Eight health care organizations released a unified call to action regarding gun laws to reduce firearm-related injuries and deaths in the U.S., without interrupting the Second Amendment.
“Many physicians, having witnessed the effects of firearm-related injury and death on their patients’ lives, strongly believe that firearm-related injury and death is a major public health problem,” Steven E. Weinberger, MD, CEO and executive vice president of the American College of Physicians, and colleagues wrote.
Steven E. Weinberger
Executive staff leaders from national health organizations are seeking to integrate the perspectives of medical, public health and legal professionals into gun law policy reform. Among the organizations involved are the American Academy of Family Physicians, American Academy of Pediatrics, American College of Emergency Physicians, American Congress of Obstetricians and Gynecologists, American College of Physicians, American College of Surgeons and the American Psychiatric Association in partnership with the American Public Health Association and the American Bar Association.
The groups are calling for the following specific actions:
- requiring criminal background checks for all firearm purchases or transfers of ownership, not just when purchased at gun stores, as is currently the law including background checks for sales by gun dealers, sales at gun shows and private sales between individuals;
- eliminating ‘gag laws’ that inhibit physicians from discussing a patient’s gun ownership and allowing physicians to freely provide patients with a nonjudgmental environment to provide accurate information on the connection of firearms to health care, answer any questions and guide them on firearm behaviors that encourage health and safety;
- offering improved access to mental health care to identify disorders early on and allowing for effective treatment of both mental and substance abuse disorders, which would limit the consequences of firearm-related injury and death (The committees stated that overall efforts should be geared towards limiting firearm availability to people who may pose a threat to themselves or others, rather than blanketing all persons with any mental or substance abuse disorders.);
- reporting patients with signs that they could cause harm to themselves or others in a way that protects the patient’s confidentiality and does not discourage them from seeking treatment for mental or substance abuse disorders; and allowing people with suspended firearm privileges, due to a mental or substance abuse disorder, to go through a fair restoration process, which keeps in mind both the individual’s rights and the public’s safety; and
- restricting civilian access to large-capacity magazines and military-style assault weapons designed to increase rapid and extended killing capacity.
More research needed
The call to action also urges more research regarding the causes and consequences of firearm violence and unintentional injuries, and strategies to reduce firearm-related injuries, with resulting data being made openly available.
Darren B. Taichman
“Our organizations support a public health approach to firearm-related violence and prevention of firearm injuries and deaths.

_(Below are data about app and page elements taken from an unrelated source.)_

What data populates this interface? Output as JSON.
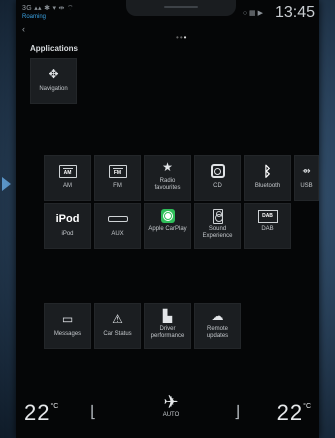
{
  "status": {
    "signal_text": "3G",
    "roaming": "Roaming",
    "time": "13:45"
  },
  "page": {
    "title": "Applications",
    "page_indicator": "3 pages, page 3 active"
  },
  "apps": {
    "navigation": {
      "label": "Navigation",
      "icon": "compass-icon"
    },
    "row1": [
      {
        "label": "AM",
        "icon": "radio-am-icon",
        "badge": "AM"
      },
      {
        "label": "FM",
        "icon": "radio-fm-icon",
        "badge": "FM"
      },
      {
        "label": "Radio favourites",
        "icon": "radio-favourites-icon"
      },
      {
        "label": "CD",
        "icon": "cd-icon"
      },
      {
        "label": "Bluetooth",
        "icon": "bluetooth-icon"
      },
      {
        "label": "USB",
        "icon": "usb-icon"
      }
    ],
    "row2": [
      {
        "label": "iPod",
        "icon": "ipod-icon",
        "badge": "iPod"
      },
      {
        "label": "AUX",
        "icon": "aux-icon"
      },
      {
        "label": "Apple CarPlay",
        "icon": "carplay-icon"
      },
      {
        "label": "Sound Experience",
        "icon": "speaker-icon"
      },
      {
        "label": "DAB",
        "icon": "dab-icon",
        "badge": "DAB"
      }
    ],
    "row3": [
      {
        "label": "Messages",
        "icon": "messages-icon"
      },
      {
        "label": "Car Status",
        "icon": "warning-icon"
      },
      {
        "label": "Driver performance",
        "icon": "driver-performance-icon"
      },
      {
        "label": "Remote updates",
        "icon": "cloud-download-icon"
      }
    ]
  },
  "climate": {
    "left_temp": "22",
    "right_temp": "22",
    "unit": "°C",
    "fan_mode": "AUTO"
  },
  "colors": {
    "carplay_green": "#2fbf5a",
    "roaming_blue": "#3aa0e0",
    "background": "#050607",
    "tile": "#1b1e21"
  }
}
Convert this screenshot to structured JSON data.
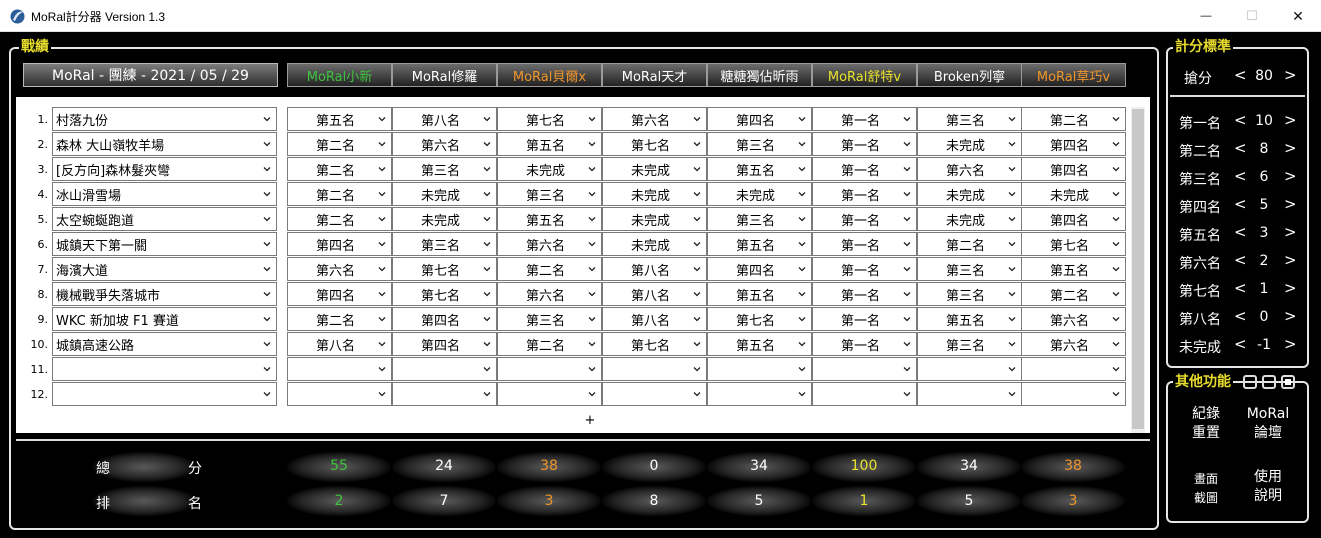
{
  "window": {
    "title": "MoRal計分器 Version 1.3",
    "minimize": "—",
    "maximize": "☐",
    "close": "✕"
  },
  "record": {
    "legend": "戰績",
    "session_title": "MoRal - 團練 - 2021 / 05 / 29",
    "players": [
      {
        "name": "MoRal小新",
        "color": "#3ec43e"
      },
      {
        "name": "MoRal修羅",
        "color": "#ffffff"
      },
      {
        "name": "MoRal貝爾x",
        "color": "#f0962a"
      },
      {
        "name": "MoRal天才",
        "color": "#ffffff"
      },
      {
        "name": "糖糖獨佔昕雨",
        "color": "#ffffff"
      },
      {
        "name": "MoRal舒特v",
        "color": "#e8e32b"
      },
      {
        "name": "Broken列寧",
        "color": "#ffffff"
      },
      {
        "name": "MoRal草巧v",
        "color": "#f0962a"
      }
    ],
    "rows": [
      {
        "num": "1.",
        "track": "村落九份",
        "ranks": [
          "第五名",
          "第八名",
          "第七名",
          "第六名",
          "第四名",
          "第一名",
          "第三名",
          "第二名"
        ]
      },
      {
        "num": "2.",
        "track": "森林 大山嶺牧羊場",
        "ranks": [
          "第二名",
          "第六名",
          "第五名",
          "第七名",
          "第三名",
          "第一名",
          "未完成",
          "第四名"
        ]
      },
      {
        "num": "3.",
        "track": "[反方向]森林髮夾彎",
        "ranks": [
          "第二名",
          "第三名",
          "未完成",
          "未完成",
          "第五名",
          "第一名",
          "第六名",
          "第四名"
        ]
      },
      {
        "num": "4.",
        "track": "冰山滑雪場",
        "ranks": [
          "第二名",
          "未完成",
          "第三名",
          "未完成",
          "未完成",
          "第一名",
          "未完成",
          "未完成"
        ]
      },
      {
        "num": "5.",
        "track": "太空蜿蜒跑道",
        "ranks": [
          "第二名",
          "未完成",
          "第五名",
          "未完成",
          "第三名",
          "第一名",
          "未完成",
          "第四名"
        ]
      },
      {
        "num": "6.",
        "track": "城鎮天下第一關",
        "ranks": [
          "第四名",
          "第三名",
          "第六名",
          "未完成",
          "第五名",
          "第一名",
          "第二名",
          "第七名"
        ]
      },
      {
        "num": "7.",
        "track": "海濱大道",
        "ranks": [
          "第六名",
          "第七名",
          "第二名",
          "第八名",
          "第四名",
          "第一名",
          "第三名",
          "第五名"
        ]
      },
      {
        "num": "8.",
        "track": "機械戰爭失落城市",
        "ranks": [
          "第四名",
          "第七名",
          "第六名",
          "第八名",
          "第五名",
          "第一名",
          "第三名",
          "第二名"
        ]
      },
      {
        "num": "9.",
        "track": "WKC 新加坡 F1 賽道",
        "ranks": [
          "第二名",
          "第四名",
          "第三名",
          "第八名",
          "第七名",
          "第一名",
          "第五名",
          "第六名"
        ]
      },
      {
        "num": "10.",
        "track": "城鎮高速公路",
        "ranks": [
          "第八名",
          "第四名",
          "第二名",
          "第七名",
          "第五名",
          "第一名",
          "第三名",
          "第六名"
        ]
      },
      {
        "num": "11.",
        "track": "",
        "ranks": [
          "",
          "",
          "",
          "",
          "",
          "",
          "",
          ""
        ]
      },
      {
        "num": "12.",
        "track": "",
        "ranks": [
          "",
          "",
          "",
          "",
          "",
          "",
          "",
          ""
        ]
      }
    ],
    "add_label": "+"
  },
  "summary": {
    "total_label_a": "總",
    "total_label_b": "分",
    "rank_label_a": "排",
    "rank_label_b": "名",
    "totals": [
      "55",
      "24",
      "38",
      "0",
      "34",
      "100",
      "34",
      "38"
    ],
    "places": [
      "2",
      "7",
      "3",
      "8",
      "5",
      "1",
      "5",
      "3"
    ],
    "colors": [
      "#3ec43e",
      "#ffffff",
      "#f0962a",
      "#ffffff",
      "#ffffff",
      "#e8e32b",
      "#ffffff",
      "#f0962a"
    ]
  },
  "scoring": {
    "legend": "計分標準",
    "steal": {
      "label": "搶分",
      "value": "80"
    },
    "left_arrow": "<",
    "right_arrow": ">",
    "items": [
      {
        "label": "第一名",
        "value": "10"
      },
      {
        "label": "第二名",
        "value": "8"
      },
      {
        "label": "第三名",
        "value": "6"
      },
      {
        "label": "第四名",
        "value": "5"
      },
      {
        "label": "第五名",
        "value": "3"
      },
      {
        "label": "第六名",
        "value": "2"
      },
      {
        "label": "第七名",
        "value": "1"
      },
      {
        "label": "第八名",
        "value": "0"
      },
      {
        "label": "未完成",
        "value": "-1"
      }
    ]
  },
  "other": {
    "legend": "其他功能",
    "reset_line1": "紀錄",
    "reset_line2": "重置",
    "forum_line1": "MoRal",
    "forum_line2": "論壇",
    "screenshot_line1": "畫面",
    "screenshot_line2": "截圖",
    "help_line1": "使用",
    "help_line2": "說明"
  }
}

Similar approaches have produced major achievements in the reductions of tobacco use, motor vehicle deaths (seatbelts), and unintentional poison, and can serve as models going forward,” Weinberger and colleagues wrote.
In an accompanying editorial, Darren B. Taichman, MD, PhD, executive deputy editor of Annals of Internal Medicine, advised all healthcare professionals to get in touch with their federal and state government representatives and look at firearm-related injuries as a public health crisis.
“It does not matter whether we believe that guns kill people, or that people kill people with guns — the result is the same: a public health crisis,” said Taichman, who is also associate director of the Pulmonary Vascular Disease Program and adjunct associate professor of medicine at the University of Pennsylvania. – by Casey Hower
Disclosure: The researchers report no relevant financial disclosures.